Prep the mussels over a large tray or baking sheet that will catch the mussel liquor but won't restrict your movements. Steady a mussel on its edge so that the flatter edge faces up. With the other hand, starting at the midpoint of the flatter edge, carefully force a small sharp knife into the space between the shell halves and use a light sawing motion to cut all the way around the shell's round tip. Twist your knife firmly but gently (be careful not to break the shell) to jimmy open the mussel. Use your fingers to pull the shell open as much as you can without separating the shell halves. Some of the mussel meat should be clinging to each side of the open shell. Remove any beard you see inside. Repeat this process with the remaining mussels. Strain any mussel liquor through a fine-mesh sieve into a bowl and set it aside. (Oops, I think we forgot that last straining part, but we lived.)

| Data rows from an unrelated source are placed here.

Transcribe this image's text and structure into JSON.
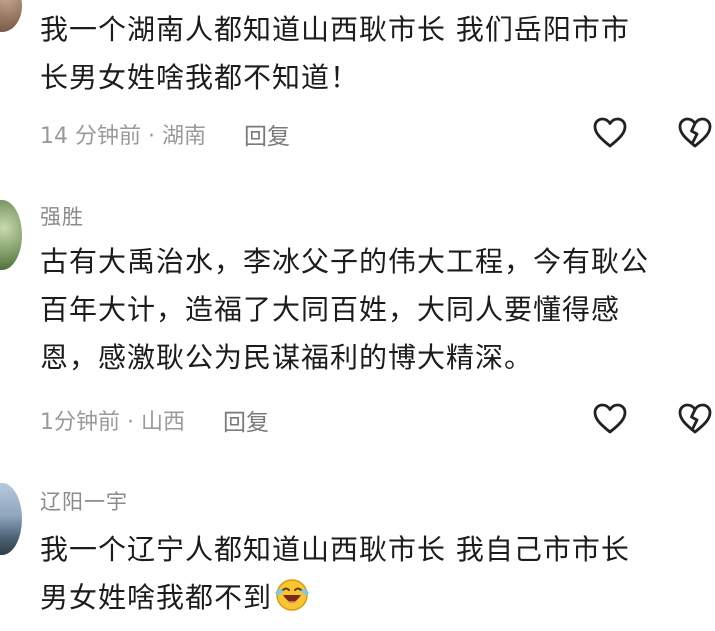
{
  "comments": [
    {
      "username": "",
      "text_line1": "我一个湖南人都知道山西耿市长  我们岳阳市市",
      "text_line2": "长男女姓啥我都不知道！",
      "time": "14 分钟前 · 湖南",
      "reply": "回复"
    },
    {
      "username": "强胜",
      "text_line1": "古有大禹治水，李冰父子的伟大工程，今有耿公",
      "text_line2": "百年大计，造福了大同百姓，大同人要懂得感",
      "text_line3": "恩，感激耿公为民谋福利的博大精深。",
      "time": "1分钟前 · 山西",
      "reply": "回复"
    },
    {
      "username": "辽阳一宇",
      "text_line1": "我一个辽宁人都知道山西耿市长  我自己市市长",
      "text_line2": "男女姓啥我都不到",
      "emoji": "laughing-crying-emoji"
    }
  ],
  "icons": {
    "like": "heart-outline-icon",
    "dislike": "broken-heart-outline-icon"
  },
  "colors": {
    "text": "#1c1c1c",
    "meta": "#9a9a9a",
    "username": "#8b8b8b",
    "icon_stroke": "#222222"
  }
}
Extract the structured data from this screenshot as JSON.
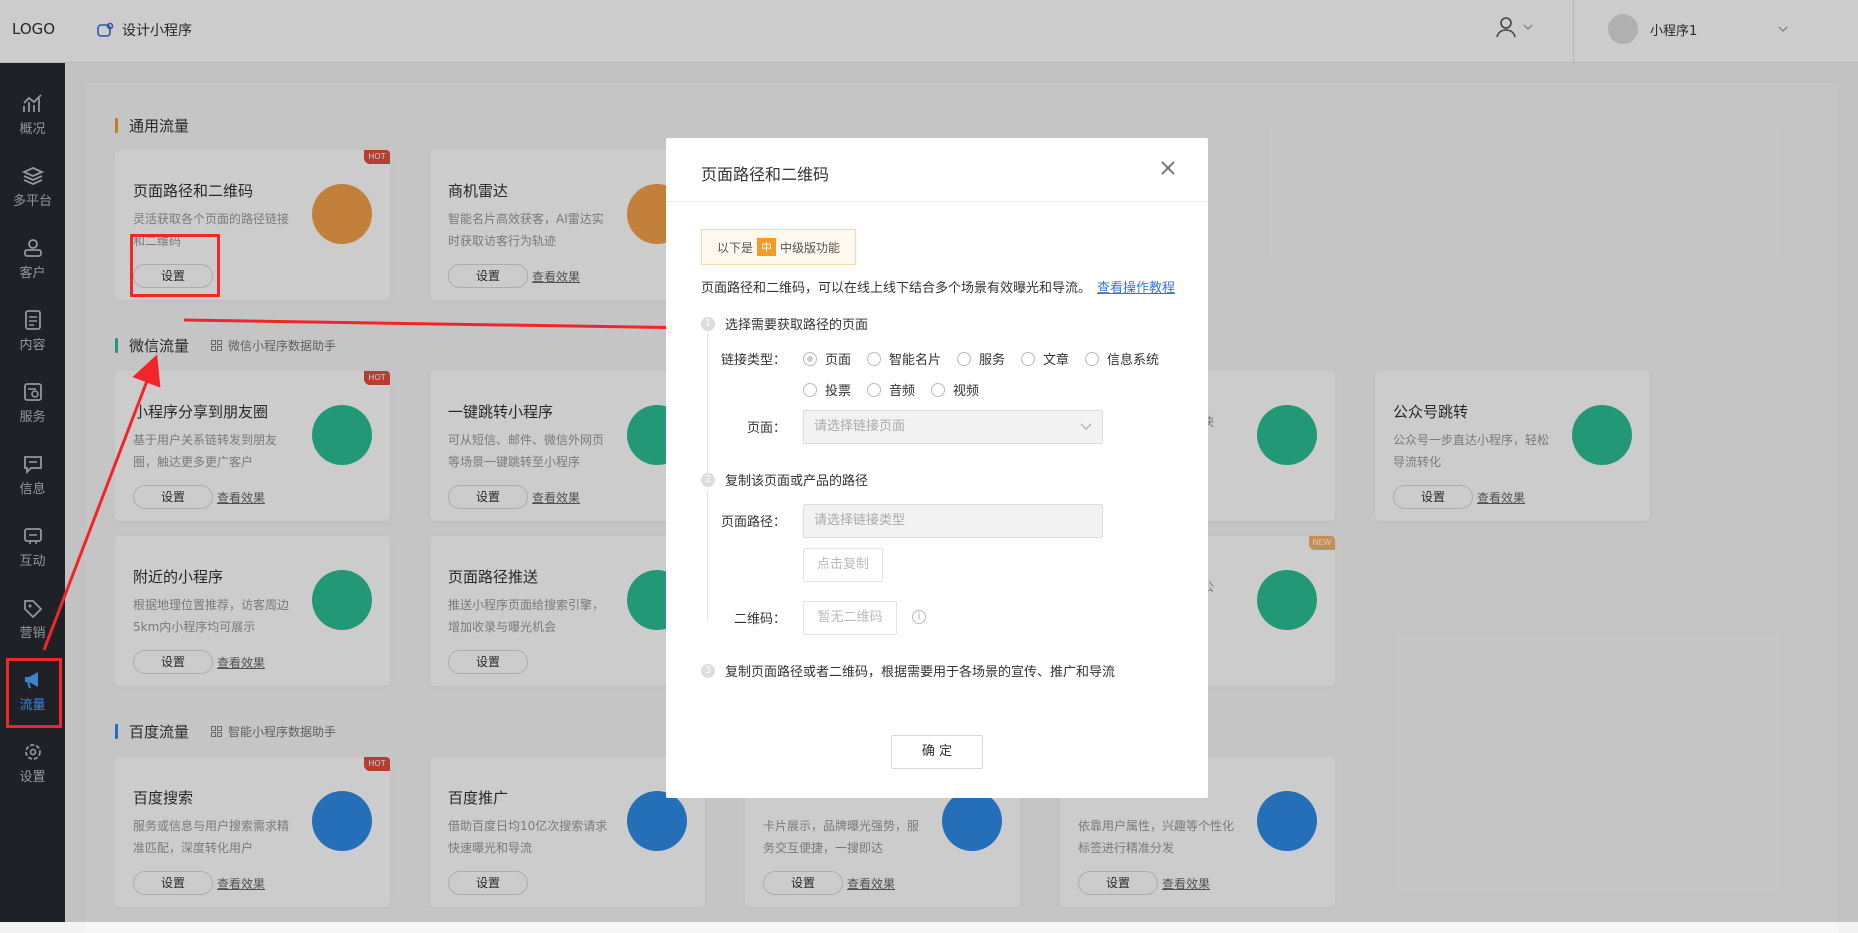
{
  "header": {
    "logo": "LOGO",
    "design": "设计小程序",
    "account": "小程序1"
  },
  "sidebar": [
    {
      "label": "概况",
      "icon": "chart-icon"
    },
    {
      "label": "多平台",
      "icon": "layers-icon"
    },
    {
      "label": "客户",
      "icon": "user-icon"
    },
    {
      "label": "内容",
      "icon": "document-icon"
    },
    {
      "label": "服务",
      "icon": "service-icon"
    },
    {
      "label": "信息",
      "icon": "message-icon"
    },
    {
      "label": "互动",
      "icon": "interact-icon"
    },
    {
      "label": "营销",
      "icon": "tag-icon"
    },
    {
      "label": "流量",
      "icon": "megaphone-icon"
    },
    {
      "label": "设置",
      "icon": "gear-icon"
    }
  ],
  "sections": {
    "general": "通用流量",
    "wechat": "微信流量",
    "wechat_sub": "微信小程序数据助手",
    "baidu": "百度流量",
    "baidu_sub": "智能小程序数据助手"
  },
  "cards": {
    "page_qr": {
      "title": "页面路径和二维码",
      "desc": "灵活获取各个页面的路径链接和二维码",
      "btn": "设置",
      "badge": "HOT"
    },
    "radar": {
      "title": "商机雷达",
      "desc": "智能名片高效获客，AI雷达实时获取访客行为轨迹",
      "btn": "设置",
      "link": "查看效果"
    },
    "share": {
      "title": "小程序分享到朋友圈",
      "desc": "基于用户关系链转发到朋友圈，触达更多更广客户",
      "btn": "设置",
      "link": "查看效果",
      "badge": "HOT"
    },
    "jump": {
      "title": "一键跳转小程序",
      "desc": "可从短信、邮件、微信外网页等场景一键跳转至小程序",
      "btn": "设置",
      "link": "查看效果"
    },
    "mp": {
      "title": "公众号跳转",
      "desc": "公众号一步直达小程序，轻松导流转化",
      "btn": "设置",
      "link": "查看效果"
    },
    "mp_partial": "本快",
    "nearby": {
      "title": "附近的小程序",
      "desc": "根据地理位置推荐，访客周边5km内小程序均可展示",
      "btn": "设置",
      "link": "查看效果"
    },
    "push": {
      "title": "页面路径推送",
      "desc": "推送小程序页面给搜索引擎，增加收录与曝光机会",
      "btn": "设置"
    },
    "video_partial": "从公",
    "video_badge": "NEW",
    "bsearch": {
      "title": "百度搜索",
      "desc": "服务或信息与用户搜索需求精准匹配，深度转化用户",
      "btn": "设置",
      "link": "查看效果",
      "badge": "HOT"
    },
    "bpromo": {
      "title": "百度推广",
      "desc": "借助百度日均10亿次搜索请求快速曝光和导流",
      "btn": "设置"
    },
    "bcard": {
      "desc": "卡片展示，品牌曝光强势，服务交互便捷，一搜即达",
      "btn": "设置",
      "link": "查看效果"
    },
    "bdist": {
      "desc": "依靠用户属性，兴趣等个性化标签进行精准分发",
      "btn": "设置",
      "link": "查看效果"
    }
  },
  "modal": {
    "title": "页面路径和二维码",
    "tag_prefix": "以下是",
    "tag_mid": "中",
    "tag_suffix": "中级版功能",
    "intro": "页面路径和二维码，可以在线上线下结合多个场景有效曝光和导流。",
    "intro_link": "查看操作教程",
    "step1": "选择需要获取路径的页面",
    "step2": "复制该页面或产品的路径",
    "step3": "复制页面路径或者二维码，根据需要用于各场景的宣传、推广和导流",
    "link_type_label": "链接类型：",
    "link_types": [
      "页面",
      "智能名片",
      "服务",
      "文章",
      "信息系统",
      "投票",
      "音频",
      "视频"
    ],
    "page_label": "页面：",
    "page_placeholder": "请选择链接页面",
    "path_label": "页面路径：",
    "path_placeholder": "请选择链接类型",
    "copy_btn": "点击复制",
    "qr_label": "二维码：",
    "qr_btn": "暂无二维码",
    "info_mark": "i",
    "confirm": "确 定"
  },
  "colors": {
    "accent_orange": "#f39c28",
    "accent_green": "#2bbf94",
    "accent_blue": "#2f8be8",
    "arrow_red": "#f0262b"
  }
}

manriggs said...

Now I understand it ALL! Thank you!

toni said...

i am sort of a finicky eater, and think of fish as the devil, but i always love to read about your life, janetta. this was really interesting, and something that made me happy, sad, happy. also, i am always just enamored with your love of cooking. i don't possess it, but you make me wish i did. xo

Janetta Stringfellow said...

Thank you, Toni. You may not like to cook, but I know at least you like to eat braised food! More of that to come next week as I am currently a shut-in braising in the snow. Seriously, you are one of my fave writers, so I always feel like I've done something right when you comment on my blog.